I have learned in my years of teaching that students should be exposed to a wide variety of music as well as be taught in the most effective methods possible, adapted for individualized learning. A well-rounded music curriculum tailored to the specific students in the classroom will produce more sensitive, thoughtful, and ultimately capable musicians. Musical concepts should be taught alongside an enriching curriculum that allows for the experience and exploration of many diverse types of music.
Music teachers need to discover what kinds of music appeal to students, and use that information to not only motivate them, but to teach new concepts and ideas, as well as to provide a gateway into other forms of expression and thought. Although people have differing tastes in music, I have never met anyone who could say without reservation that they do not like music of any kind. Music is a great commonality. It is a starting point for different students of different backgrounds to work cooperatively.
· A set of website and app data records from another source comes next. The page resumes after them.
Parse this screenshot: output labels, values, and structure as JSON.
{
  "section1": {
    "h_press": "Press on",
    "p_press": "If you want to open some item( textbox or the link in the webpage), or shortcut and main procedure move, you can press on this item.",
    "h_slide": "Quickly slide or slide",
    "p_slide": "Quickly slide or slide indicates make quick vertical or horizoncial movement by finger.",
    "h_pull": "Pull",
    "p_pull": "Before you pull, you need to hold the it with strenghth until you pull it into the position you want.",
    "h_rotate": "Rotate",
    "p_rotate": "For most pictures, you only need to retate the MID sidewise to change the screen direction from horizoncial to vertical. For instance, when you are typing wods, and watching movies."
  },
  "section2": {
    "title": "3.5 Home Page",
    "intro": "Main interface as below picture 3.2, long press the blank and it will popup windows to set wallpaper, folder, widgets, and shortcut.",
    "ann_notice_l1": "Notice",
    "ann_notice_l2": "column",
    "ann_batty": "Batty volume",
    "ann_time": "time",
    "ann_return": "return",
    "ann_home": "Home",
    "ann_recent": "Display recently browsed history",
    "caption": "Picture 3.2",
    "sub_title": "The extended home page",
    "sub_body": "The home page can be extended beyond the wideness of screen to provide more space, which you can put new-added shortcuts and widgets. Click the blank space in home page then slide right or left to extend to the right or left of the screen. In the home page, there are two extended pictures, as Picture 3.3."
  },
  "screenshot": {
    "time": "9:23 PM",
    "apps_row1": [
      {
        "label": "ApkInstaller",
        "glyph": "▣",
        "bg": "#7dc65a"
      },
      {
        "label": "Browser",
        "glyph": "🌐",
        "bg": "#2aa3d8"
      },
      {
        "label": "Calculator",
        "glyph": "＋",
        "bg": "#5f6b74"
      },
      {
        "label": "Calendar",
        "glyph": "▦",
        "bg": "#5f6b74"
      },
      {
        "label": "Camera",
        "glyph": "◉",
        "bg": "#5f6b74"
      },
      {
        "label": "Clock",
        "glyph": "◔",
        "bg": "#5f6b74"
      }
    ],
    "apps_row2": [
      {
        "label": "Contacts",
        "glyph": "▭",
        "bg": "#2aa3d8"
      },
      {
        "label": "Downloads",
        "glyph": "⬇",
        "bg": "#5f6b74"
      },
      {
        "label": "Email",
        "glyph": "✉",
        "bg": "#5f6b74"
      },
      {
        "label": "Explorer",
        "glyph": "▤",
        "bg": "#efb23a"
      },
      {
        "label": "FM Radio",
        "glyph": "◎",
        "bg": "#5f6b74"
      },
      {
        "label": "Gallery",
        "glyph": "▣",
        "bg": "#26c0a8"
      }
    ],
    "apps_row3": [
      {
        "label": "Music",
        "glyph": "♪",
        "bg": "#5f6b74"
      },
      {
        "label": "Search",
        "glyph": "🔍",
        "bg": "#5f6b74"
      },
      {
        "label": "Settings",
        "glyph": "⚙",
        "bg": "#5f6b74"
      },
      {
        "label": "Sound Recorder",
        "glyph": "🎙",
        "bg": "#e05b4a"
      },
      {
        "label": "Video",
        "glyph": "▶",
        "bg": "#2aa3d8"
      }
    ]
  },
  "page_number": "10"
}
My teaching style combines flexibility, creativity, and a dynamic understanding of student learning. Throughout my teaching I provide multiple avenues for my students to each musical concept. For example, I incorporate at least one cognitive, psychomotor, and affective approach to each new section of information. My students are as likely to dance around the room and sing as they are to write a poem about the text of a choral piece. They are as apt to gesture the shape of a musical phrase as they are to depict a piece's form through imagery, prose, or drama.
One of the more distinctive teaching philosophies I maintain is a sound-before-sight approach. I believe that musical skills and concepts should be taught in a manner that mirrors the natural acquisition of spoken language. For example, the vast majority of us learn to speak and understand spoken language well before we are able to grasp the subtleties of written communication. Therefore, I have found it most effective, particularly for beginners, to grasp aural concepts before they are attached to visual symbols.
Music programs all over the country often have so many performances that class time is not spent teaching musical concepts, but instead plowing through countless scores, hoping to get students performance-ready as quickly and painlessly as possible. In these situations, there is a constant need to demonstrate immediate competency in classrooms, fueled by our desire for instant success. As a result, our society has created an educational system that lauds short-term gains over long-term growth. Therefore, I believe that my methodical approach will help stem the tide of mediocre musical performances and help once again to reinforce the concepts of a solid, enduring education.
The most important reason I believe that we must be willing to "slow down" in our classrooms can be attributed to a bit of sage wisdom imparted to me by my father, a farmer and business owner in rural Iowa. In his words, if youre going to do something, do it right the first time. Students do not get a second chance at their elementary and secondary educations. We have one opportunity to make a difference that can last their entire lives. In essence, we must give them the tools to explore their musical world and the ability to engage musically in their adult lives, not just an opportunity for musical play. In this way, through individualized education and innovative teaching practices, my classroom has become known for quality rather than quantity.
My students learn quickly that I am making every effort to generate a great deal of energy in my classes. I want my students to know by sheer force of personality and exuberance how much I respect and admire my profession, the musical art, and each and every one of my students. Additionally I am a huge proponent of the teachable moment. I believe that big ticket lessons are possible to teach with just a few words. I pride myself on my ability to say a lot without saying much. The more simply and universally I can present information and lessons, the more memorable and impactful they will be.
In summary, my goal as a music educator is to provide students with energetic instruction, enriching musical experiences, and to encourage the appreciation, consumption and production of music now and well into their adulthood.